She dried her hands on her skirt as she walked. Out of habit, she used her thumbs to trace the two thin scars that ran across her palms. It had been more than a year since the incident with Zale in the fallen castle, and she still carried the marks from the magic-infused glass that had cut through her hands when she had destroyed the corrupting magic within the mirror. She thought they were ugly; her siblings told her they were a symbol of her courage and resource in that desperate time, and so she bore them willingly. The wounds had ceased to inhibit her movement in any case.

Lucy stopped by her chambers to don a cloak before heading out to the courtyard. It was nearing wintertime and certainly a bit nippy, so she selected a thick woolen one and wrapped it around her shoulders, then made her way down more stairs and out into the small courtyard on the south end of the castle from which she was sure her brother and sister would be departing. Sure enough, when she arrived they were already preparing to set off. Peter and Susan were seated upon two fine horses, the former with Rhindon strapped to his hip and the latter with her bow and arrow and a short sword. Both wore armor and royal Narnian regalia. Behind them were five powerfully-built centaurs, all equipped similarly, and they bowed when Lucy came running towards the group.

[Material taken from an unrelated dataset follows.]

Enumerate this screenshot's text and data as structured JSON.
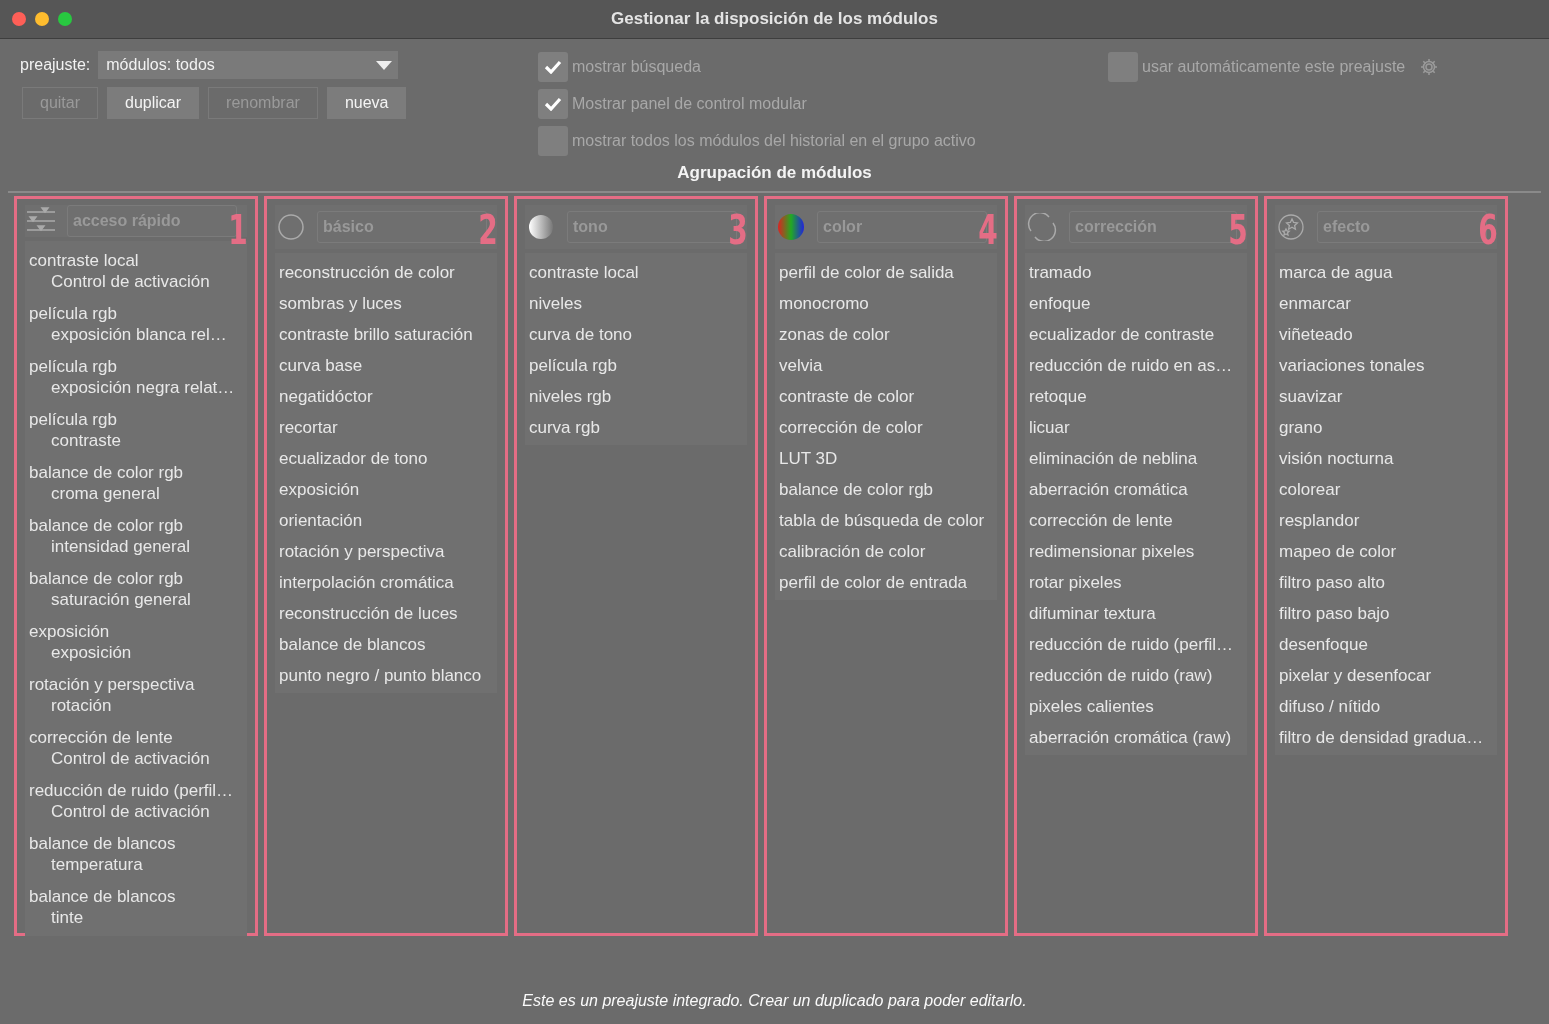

"Do be safe," she implored her family, reaching up to clasp arms with first her sister and then her brother. Peter smiled warmly and bent to ruffle her hair.

"Don't worry," he said. "We'll be back in the morning. Expect us just after sunrise or so."

"Where's Edmund?" asked Susan, sounding a little hurt. Lucy frowned.

"He said he was going to look at some paperwork," she said. "Maybe it was something important."

"Oh," said Susan, seeming nonplussed, but she brought her horse around to face the open gate anyway.

"Tell him goodbye from us then, I suppose," Peter told Lucy. She told him she would, kissed both her siblings goodbye, and then they had taken off at a gallop. She stood by the gate a little longer, enveloped by the growing darkness, until she could no longer see them along the cliffs and the gatekeepers closed the Cair for the night.

Sighing, Lucy turned and headed back into the castle.